#### [PROVIDED RECORDS]
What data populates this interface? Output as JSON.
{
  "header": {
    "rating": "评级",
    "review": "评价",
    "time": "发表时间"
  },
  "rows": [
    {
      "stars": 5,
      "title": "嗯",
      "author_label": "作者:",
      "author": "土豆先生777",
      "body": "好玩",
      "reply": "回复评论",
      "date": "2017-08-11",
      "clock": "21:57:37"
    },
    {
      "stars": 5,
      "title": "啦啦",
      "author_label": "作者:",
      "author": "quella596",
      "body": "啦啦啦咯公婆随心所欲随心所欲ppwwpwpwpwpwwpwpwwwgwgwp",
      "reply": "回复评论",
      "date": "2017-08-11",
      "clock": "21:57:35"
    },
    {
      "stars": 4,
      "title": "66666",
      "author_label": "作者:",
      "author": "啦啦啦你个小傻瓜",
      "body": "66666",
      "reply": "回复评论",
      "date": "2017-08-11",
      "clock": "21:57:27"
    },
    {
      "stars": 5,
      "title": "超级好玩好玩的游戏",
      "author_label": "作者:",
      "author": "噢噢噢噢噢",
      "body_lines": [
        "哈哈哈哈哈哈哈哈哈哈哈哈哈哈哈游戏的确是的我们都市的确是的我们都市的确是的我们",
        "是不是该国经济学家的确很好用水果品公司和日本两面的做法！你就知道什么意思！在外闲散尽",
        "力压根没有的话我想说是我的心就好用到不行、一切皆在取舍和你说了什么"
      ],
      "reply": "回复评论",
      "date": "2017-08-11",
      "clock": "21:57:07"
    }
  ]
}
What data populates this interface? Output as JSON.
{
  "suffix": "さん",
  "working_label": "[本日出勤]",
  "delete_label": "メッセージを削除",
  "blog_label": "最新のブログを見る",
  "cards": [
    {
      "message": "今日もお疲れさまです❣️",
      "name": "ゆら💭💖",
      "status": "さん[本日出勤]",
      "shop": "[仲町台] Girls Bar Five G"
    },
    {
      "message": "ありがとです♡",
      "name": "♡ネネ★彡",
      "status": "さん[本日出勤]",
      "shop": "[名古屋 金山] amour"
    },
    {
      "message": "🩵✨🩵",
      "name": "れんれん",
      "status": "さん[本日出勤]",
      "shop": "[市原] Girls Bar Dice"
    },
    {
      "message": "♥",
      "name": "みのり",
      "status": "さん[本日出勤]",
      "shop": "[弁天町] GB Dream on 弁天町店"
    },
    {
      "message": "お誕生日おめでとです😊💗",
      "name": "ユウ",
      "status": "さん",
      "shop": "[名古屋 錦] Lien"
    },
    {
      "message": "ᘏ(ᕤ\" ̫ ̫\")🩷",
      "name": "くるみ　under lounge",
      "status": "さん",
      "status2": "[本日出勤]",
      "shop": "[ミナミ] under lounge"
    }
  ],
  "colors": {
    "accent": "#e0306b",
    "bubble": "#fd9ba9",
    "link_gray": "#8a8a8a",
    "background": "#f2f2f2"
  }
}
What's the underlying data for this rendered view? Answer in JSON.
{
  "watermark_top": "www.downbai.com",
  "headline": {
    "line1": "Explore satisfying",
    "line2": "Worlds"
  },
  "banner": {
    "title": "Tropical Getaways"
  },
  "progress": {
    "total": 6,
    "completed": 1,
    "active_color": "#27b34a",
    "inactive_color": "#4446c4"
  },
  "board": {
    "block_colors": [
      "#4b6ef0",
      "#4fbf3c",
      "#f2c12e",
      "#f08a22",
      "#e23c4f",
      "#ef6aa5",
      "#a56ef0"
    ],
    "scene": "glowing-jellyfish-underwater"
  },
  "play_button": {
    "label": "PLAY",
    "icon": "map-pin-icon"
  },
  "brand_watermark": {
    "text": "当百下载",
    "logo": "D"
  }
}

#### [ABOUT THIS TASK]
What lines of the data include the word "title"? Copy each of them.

#### [RESULT FOR THIS TASK]
      "title": "嗯",
      "title": "啦啦",
      "title": "66666",
      "title": "超级好玩好玩的游戏",
    "title": "Tropical Getaways"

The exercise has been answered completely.